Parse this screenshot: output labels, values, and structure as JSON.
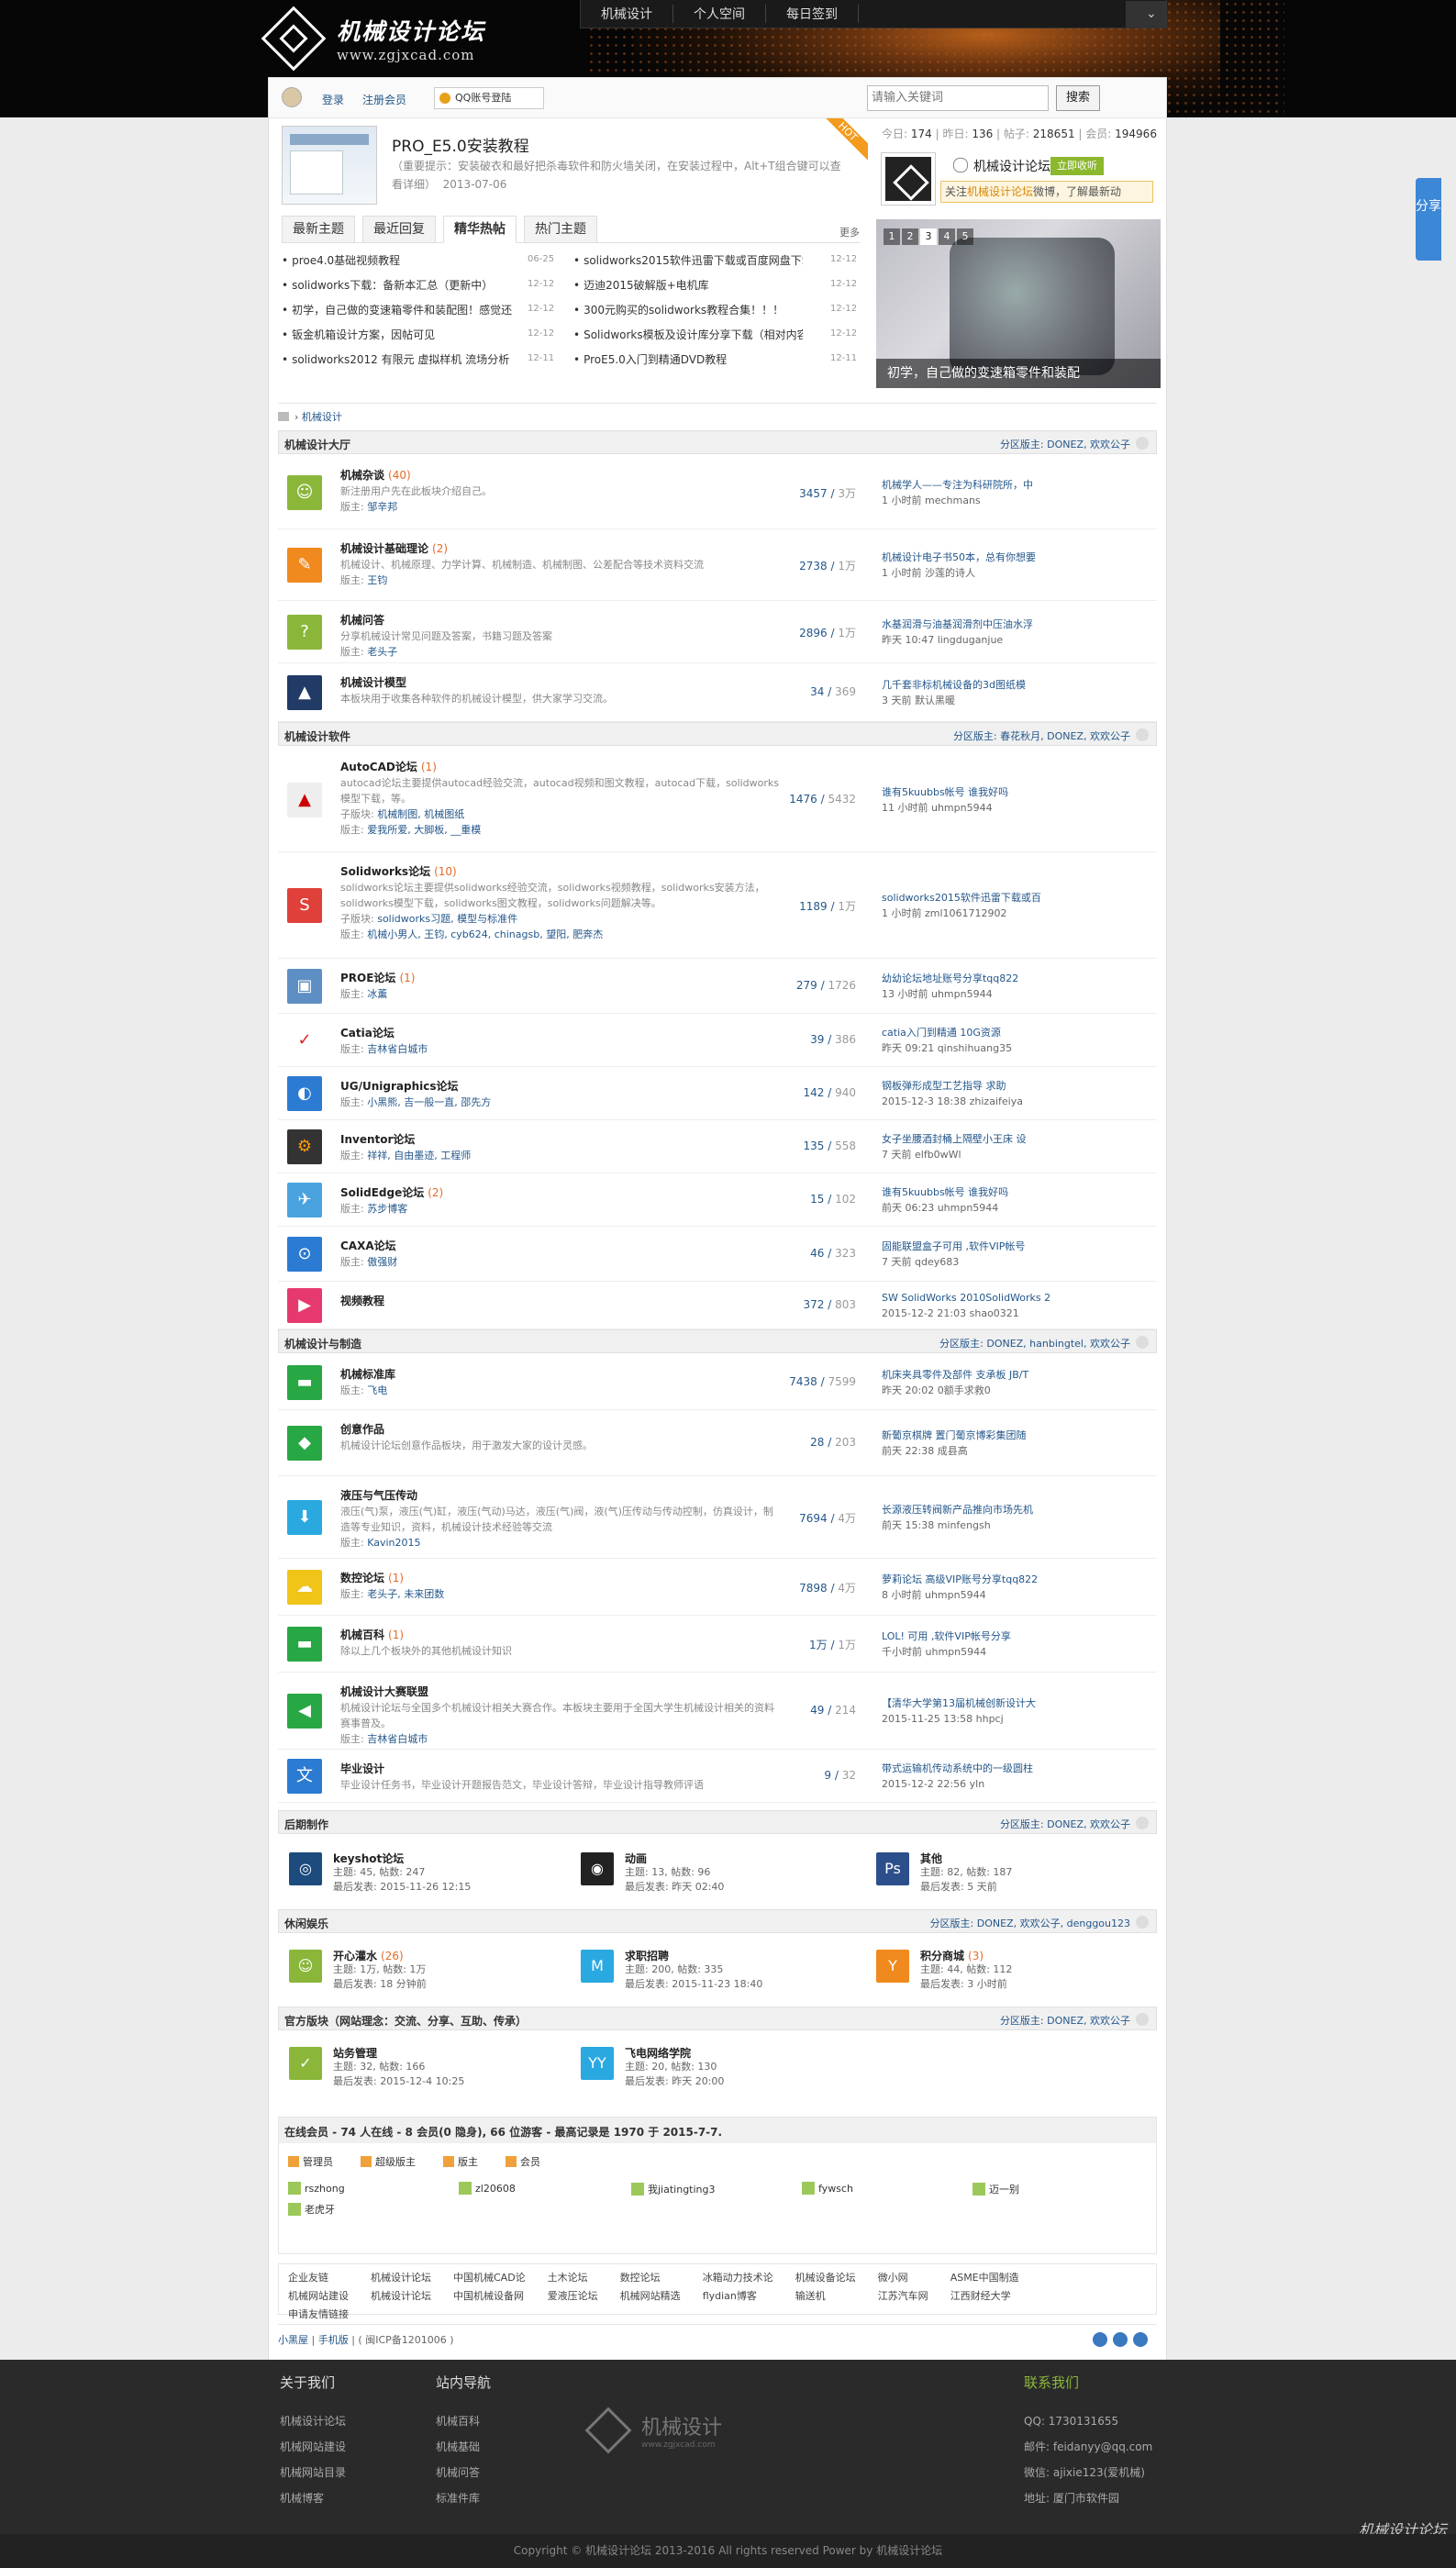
{
  "site": {
    "name": "机械设计论坛",
    "url": "www.zgjxcad.com",
    "nav": [
      "机械设计",
      "个人空间",
      "每日签到"
    ]
  },
  "userbar": {
    "login": "登录",
    "register": "注册会员",
    "qq": "QQ账号登陆",
    "search_placeholder": "请输入关键词",
    "search_btn": "搜索"
  },
  "featured": {
    "title": "PRO_E5.0安装教程",
    "desc": "（重要提示：安装破衣和最好把杀毒软件和防火墙关闭，在安装过程中，Alt+T组合键可以查看详细）",
    "date": "2013-07-06",
    "badge": "HOT"
  },
  "stats": {
    "today_l": "今日:",
    "today": "174",
    "yest_l": "昨日:",
    "yest": "136",
    "posts_l": "帖子:",
    "posts": "218651",
    "members_l": "会员:",
    "members": "194966"
  },
  "weibo": {
    "name": "机械设计论坛",
    "follow": "立即收听",
    "note_a": "关注",
    "note_b": "机械设计论坛",
    "note_c": "微博，了解最新动"
  },
  "tabs": [
    "最新主题",
    "最近回复",
    "精华热帖",
    "热门主题"
  ],
  "tabs_more": "更多",
  "hot": [
    {
      "t": "proe4.0基础视频教程",
      "d": "06-25"
    },
    {
      "t": "solidworks2015软件迅雷下载或百度网盘下载",
      "d": "12-12"
    },
    {
      "t": "solidworks下载：备新本汇总（更新中）",
      "d": "12-12"
    },
    {
      "t": "迈迪2015破解版+电机库",
      "d": "12-12"
    },
    {
      "t": "初学，自己做的变速箱零件和装配图！感觉还",
      "d": "12-12"
    },
    {
      "t": "300元购买的solidworks教程合集！！！",
      "d": "12-12"
    },
    {
      "t": "钣金机箱设计方案，因帖可见",
      "d": "12-12"
    },
    {
      "t": "Solidworks模板及设计库分享下载（相对内容",
      "d": "12-12"
    },
    {
      "t": "solidworks2012 有限元 虚拟样机 流场分析",
      "d": "12-11"
    },
    {
      "t": "ProE5.0入门到精通DVD教程",
      "d": "12-11"
    }
  ],
  "slider": {
    "nums": [
      "1",
      "2",
      "3",
      "4",
      "5"
    ],
    "caption": "初学，自己做的变速箱零件和装配"
  },
  "crumb": "机械设计",
  "sections": [
    {
      "title": "机械设计大厅",
      "mods_l": "分区版主:",
      "mods": "DONEZ, 欢欢公子"
    },
    {
      "title": "机械设计软件",
      "mods_l": "分区版主:",
      "mods": "春花秋月, DONEZ, 欢欢公子"
    },
    {
      "title": "机械设计与制造",
      "mods_l": "分区版主:",
      "mods": "DONEZ, hanbingtel, 欢欢公子"
    },
    {
      "title": "后期制作",
      "mods_l": "分区版主:",
      "mods": "DONEZ, 欢欢公子"
    },
    {
      "title": "休闲娱乐",
      "mods_l": "分区版主:",
      "mods": "DONEZ, 欢欢公子, denggou123"
    },
    {
      "title": "官方版块（网站理念：交流、分享、互助、传承）",
      "mods_l": "分区版主:",
      "mods": "DONEZ, 欢欢公子"
    }
  ],
  "forums": [
    {
      "name": "机械杂谈",
      "new": "(40)",
      "desc": "新注册用户先在此板块介绍自己。",
      "mod_l": "版主:",
      "mod": "邹辛邦",
      "cnt": "3457",
      "tot": "3万",
      "lp": "机械学人——专注为科研院所，中",
      "lt": "1 小时前  mechmans"
    },
    {
      "name": "机械设计基础理论",
      "new": "(2)",
      "desc": "机械设计、机械原理、力学计算、机械制造、机械制图、公差配合等技术资料交流",
      "mod_l": "版主:",
      "mod": "王钧",
      "cnt": "2738",
      "tot": "1万",
      "lp": "机械设计电子书50本，总有你想要",
      "lt": "1 小时前  沙莲的诗人"
    },
    {
      "name": "机械问答",
      "new": "",
      "desc": "分享机械设计常见问题及答案，书籍习题及答案",
      "mod_l": "版主:",
      "mod": "老头子",
      "cnt": "2896",
      "tot": "1万",
      "lp": "水基润滑与油基润滑剂中压油水浮",
      "lt": "昨天 10:47  lingduganjue"
    },
    {
      "name": "机械设计模型",
      "new": "",
      "desc": "本板块用于收集各种软件的机械设计模型，供大家学习交流。",
      "mod_l": "",
      "mod": "",
      "cnt": "34",
      "tot": "369",
      "lp": "几千套非标机械设备的3d图纸模",
      "lt": "3 天前  默认黑暖"
    },
    {
      "name": "AutoCAD论坛",
      "new": "(1)",
      "desc": "autocad论坛主要提供autocad经验交流，autocad视频和图文教程，autocad下载，solidworks模型下载，等。",
      "sub_l": "子版块:",
      "sub": "机械制图, 机械图纸",
      "mod_l": "版主:",
      "mod": "爱我所爱, 大脚板, __重模",
      "cnt": "1476",
      "tot": "5432",
      "lp": "谁有5kuubbs帐号 谁我好吗",
      "lt": "11 小时前  uhmpn5944"
    },
    {
      "name": "Solidworks论坛",
      "new": "(10)",
      "desc": "solidworks论坛主要提供solidworks经验交流，solidworks视频教程，solidworks安装方法，solidworks模型下载，solidworks图文教程，solidworks问题解决等。",
      "sub_l": "子版块:",
      "sub": "solidworks习题, 模型与标准件",
      "mod_l": "版主:",
      "mod": "机械小男人, 王钧, cyb624, chinagsb, 望阳, 肥奔杰",
      "cnt": "1189",
      "tot": "1万",
      "lp": "solidworks2015软件迅雷下载或百",
      "lt": "1 小时前  zml1061712902"
    },
    {
      "name": "PROE论坛",
      "new": "(1)",
      "desc": "",
      "mod_l": "版主:",
      "mod": "冰薰",
      "cnt": "279",
      "tot": "1726",
      "lp": "幼幼论坛地址账号分享tqq822",
      "lt": "13 小时前  uhmpn5944"
    },
    {
      "name": "Catia论坛",
      "new": "",
      "desc": "",
      "mod_l": "版主:",
      "mod": "吉林省白城市",
      "cnt": "39",
      "tot": "386",
      "lp": "catia入门到精通 10G资源",
      "lt": "昨天 09:21  qinshihuang35"
    },
    {
      "name": "UG/Unigraphics论坛",
      "new": "",
      "desc": "",
      "mod_l": "版主:",
      "mod": "小黑熊, 吉一般一直, 邵先方",
      "cnt": "142",
      "tot": "940",
      "lp": "钢板弹形成型工艺指导 求助",
      "lt": "2015-12-3 18:38  zhizaifeiya"
    },
    {
      "name": "Inventor论坛",
      "new": "",
      "desc": "",
      "mod_l": "版主:",
      "mod": "祥祥, 自由墨迹, 工程师",
      "cnt": "135",
      "tot": "558",
      "lp": "女子坐腰酒封桶上隔壁小王床 设",
      "lt": "7 天前  elfb0wWl"
    },
    {
      "name": "SolidEdge论坛",
      "new": "(2)",
      "desc": "",
      "mod_l": "版主:",
      "mod": "苏步博客",
      "cnt": "15",
      "tot": "102",
      "lp": "谁有5kuubbs帐号 谁我好吗",
      "lt": "前天 06:23  uhmpn5944"
    },
    {
      "name": "CAXA论坛",
      "new": "",
      "desc": "",
      "mod_l": "版主:",
      "mod": "傲强财",
      "cnt": "46",
      "tot": "323",
      "lp": "固能联盟盒子可用 ,软件VIP帐号",
      "lt": "7 天前  qdey683"
    },
    {
      "name": "视频教程",
      "new": "",
      "desc": "",
      "mod_l": "",
      "mod": "",
      "cnt": "372",
      "tot": "803",
      "lp": "SW SolidWorks 2010SolidWorks 2",
      "lt": "2015-12-2 21:03  shao0321"
    },
    {
      "name": "机械标准库",
      "new": "",
      "desc": "",
      "mod_l": "版主:",
      "mod": "飞电",
      "cnt": "7438",
      "tot": "7599",
      "lp": "机床夹具零件及部件 支承板 JB/T",
      "lt": "昨天 20:02  0额手求救0"
    },
    {
      "name": "创意作品",
      "new": "",
      "desc": "机械设计论坛创意作品板块，用于激发大家的设计灵感。",
      "mod_l": "",
      "mod": "",
      "cnt": "28",
      "tot": "203",
      "lp": "新葡京棋牌 置门葡京博彩集团随",
      "lt": "前天 22:38  成县高"
    },
    {
      "name": "液压与气压传动",
      "new": "",
      "desc": "液压(气)泵，液压(气)缸，液压(气动)马达，液压(气)阀，液(气)压传动与传动控制，仿真设计，制造等专业知识，资料，机械设计技术经验等交流",
      "mod_l": "版主:",
      "mod": "Kavin2015",
      "cnt": "7694",
      "tot": "4万",
      "lp": "长源液压转阀新产品推向市场先机",
      "lt": "前天 15:38  minfengsh"
    },
    {
      "name": "数控论坛",
      "new": "(1)",
      "desc": "",
      "mod_l": "版主:",
      "mod": "老头子, 未来团数",
      "cnt": "7898",
      "tot": "4万",
      "lp": "萝莉论坛 高级VIP账号分享tqq822",
      "lt": "8 小时前  uhmpn5944"
    },
    {
      "name": "机械百科",
      "new": "(1)",
      "desc": "除以上几个板块外的其他机械设计知识",
      "mod_l": "",
      "mod": "",
      "cnt": "1万",
      "tot": "1万",
      "lp": "LOL! 可用 ,软件VIP帐号分享",
      "lt": "千小时前  uhmpn5944"
    },
    {
      "name": "机械设计大赛联盟",
      "new": "",
      "desc": "机械设计论坛与全国多个机械设计相关大赛合作。本板块主要用于全国大学生机械设计相关的资料赛事普及。",
      "mod_l": "版主:",
      "mod": "吉林省白城市",
      "cnt": "49",
      "tot": "214",
      "lp": "【清华大学第13届机械创新设计大",
      "lt": "2015-11-25 13:58  hhpcj"
    },
    {
      "name": "毕业设计",
      "new": "",
      "desc": "毕业设计任务书，毕业设计开题报告范文，毕业设计答辩，毕业设计指导教师评语",
      "mod_l": "",
      "mod": "",
      "cnt": "9",
      "tot": "32",
      "lp": "带式运输机传动系统中的一级圆柱",
      "lt": "2015-12-2 22:56  yln"
    }
  ],
  "cells": [
    {
      "name": "keyshot论坛",
      "new": "",
      "s1": "主题: 45, 帖数: 247",
      "s2": "最后发表: 2015-11-26 12:15"
    },
    {
      "name": "动画",
      "new": "",
      "s1": "主题: 13, 帖数: 96",
      "s2": "最后发表: 昨天 02:40"
    },
    {
      "name": "其他",
      "new": "",
      "s1": "主题: 82, 帖数: 187",
      "s2": "最后发表: 5 天前"
    },
    {
      "name": "开心灌水",
      "new": "(26)",
      "s1": "主题: 1万, 帖数: 1万",
      "s2": "最后发表: 18 分钟前"
    },
    {
      "name": "求职招聘",
      "new": "",
      "s1": "主题: 200, 帖数: 335",
      "s2": "最后发表: 2015-11-23 18:40"
    },
    {
      "name": "积分商城",
      "new": "(3)",
      "s1": "主题: 44, 帖数: 112",
      "s2": "最后发表: 3 小时前"
    },
    {
      "name": "站务管理",
      "new": "",
      "s1": "主题: 32, 帖数: 166",
      "s2": "最后发表: 2015-12-4 10:25"
    },
    {
      "name": "飞电网络学院",
      "new": "",
      "s1": "主题: 20, 帖数: 130",
      "s2": "最后发表: 昨天 20:00"
    }
  ],
  "online": {
    "title": "在线会员 - 74 人在线 - 8 会员(0 隐身), 66 位游客 - 最高记录是 1970 于 2015-7-7.",
    "legend": [
      "管理员",
      "超级版主",
      "版主",
      "会员"
    ],
    "users": [
      "rszhong",
      "zl20608",
      "我jiatingting3",
      "fywsch",
      "迈一别",
      "老虎牙"
    ]
  },
  "links": [
    "企业友链",
    "机械设计论坛",
    "中国机械CAD论",
    "土木论坛",
    "数控论坛",
    "冰箱动力技术论",
    "机械设备论坛",
    "微小网",
    "ASME中国制造",
    "机械网站建设",
    "机械设计论坛",
    "中国机械设备网",
    "爱液压论坛",
    "机械网站精选",
    "flydian博客",
    "输送机",
    "江苏汽车网",
    "江西财经大学",
    "申请友情链接"
  ],
  "foot1": {
    "a": "小黑屋",
    "b": "手机版",
    "c": "( 闽ICP备1201006 )"
  },
  "footer": {
    "about": "关于我们",
    "about_items": [
      "机械设计论坛",
      "机械网站建设",
      "机械网站目录",
      "机械博客"
    ],
    "nav": "站内导航",
    "nav_items": [
      "机械百科",
      "机械基础",
      "机械问答",
      "标准件库"
    ],
    "logo": "机械设计",
    "logo_url": "www.zgjxcad.com",
    "contact": "联系我们",
    "contact_items": [
      "QQ: 1730131655",
      "邮件: feidanyy@qq.com",
      "微信: ajixie123(爱机械)",
      "地址: 厦门市软件园"
    ],
    "copy": "Copyright © 机械设计论坛 2013-2016 All rights reserved Power by 机械设计论坛",
    "wm": "机械设计论坛"
  },
  "share": "分享",
  "colors": {
    "green": "#8ab73a",
    "orange": "#f08a1e",
    "blue": "#2b7bd3",
    "navy": "#223a66",
    "red": "#e0403a"
  }
}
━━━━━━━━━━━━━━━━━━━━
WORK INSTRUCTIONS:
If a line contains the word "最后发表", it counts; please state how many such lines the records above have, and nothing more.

RESULT OF THE EXERCISE:
8